Is anyone posting on here a current or former prosecutor? I am and we always consult with victims of all crimes. It's more a courtesy than anything. It doesn't necessarily change the decision - that's up to the office, not the victim. I think it's the policy of almost every office I'm aware of to at leat consult with them and explain why you're seeking the punishment you are.
Posted by: We'd | Jul 24, 2012 7:52:18 PM
I saw the same thing that 'k' did, and that does seem appropriate to me, as long as the victim consultation is one aspect of the decision-making process and not determinative.
Posted by: Andrew MacKie-Mason | Jul 25, 2012 12:37:10 AM
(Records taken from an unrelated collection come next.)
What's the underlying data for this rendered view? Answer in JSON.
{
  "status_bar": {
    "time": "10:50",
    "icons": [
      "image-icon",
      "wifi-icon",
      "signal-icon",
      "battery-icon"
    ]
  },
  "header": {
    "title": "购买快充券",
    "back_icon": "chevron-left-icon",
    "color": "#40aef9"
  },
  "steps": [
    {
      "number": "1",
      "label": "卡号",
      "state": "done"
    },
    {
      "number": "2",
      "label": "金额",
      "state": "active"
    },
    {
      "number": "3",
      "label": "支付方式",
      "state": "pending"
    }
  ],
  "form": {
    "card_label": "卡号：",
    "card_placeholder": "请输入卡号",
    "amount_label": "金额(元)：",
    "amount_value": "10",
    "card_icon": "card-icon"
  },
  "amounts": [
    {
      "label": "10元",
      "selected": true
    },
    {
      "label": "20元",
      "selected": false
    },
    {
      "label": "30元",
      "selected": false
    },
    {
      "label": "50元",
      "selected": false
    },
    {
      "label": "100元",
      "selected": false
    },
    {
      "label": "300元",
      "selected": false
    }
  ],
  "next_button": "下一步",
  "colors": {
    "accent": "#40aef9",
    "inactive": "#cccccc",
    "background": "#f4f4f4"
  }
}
We'd is right. Note that the Colorado constitution - Title 24 article 4.1 part III mandates consultation with victims re sentencing. I imagine every state has a similar amendment or statute, and there is also 18 USC 3771 for the federal statute. The prosecutor alway has the final say. Here, assuming that the defendant is determined to be sane (legally), it is hard to imagine a prosecutoir not seeking the death penalty in any state in wihc death is a sentencing alternative.
Sens. Feinstein and Kyl used to push a constitutional amendment for victims rights. It got longer and longer every year in response ot complaints from prosecutors and finally collapsed of its own weight
Posted by: jt | Jul 25, 2012 11:16:34 AM
I think TJ's comments were on the mark -- I like to phrase the problem succinctly as whether we have a vengeance system or a justice system. As TJ noted, your view will likely be formed by how close you are to one of those poles.
Posted by: DHMCarver | Jul 25, 2012 12:21:50 PM
Unfortunately, our supposedly "rule-of-law" and "equal-protection" society countenances discrimination all the time, as was obvious in the payments made to families of the victims in the Twin Towers disaster settlement.
You are more important and more valuable if you:
Are supporting children.
Single and childfree folks' lives just aren't worth much, especially if they're foreigners.
Posted by: Jimbino | Jul 27, 2012 11:02:01 AM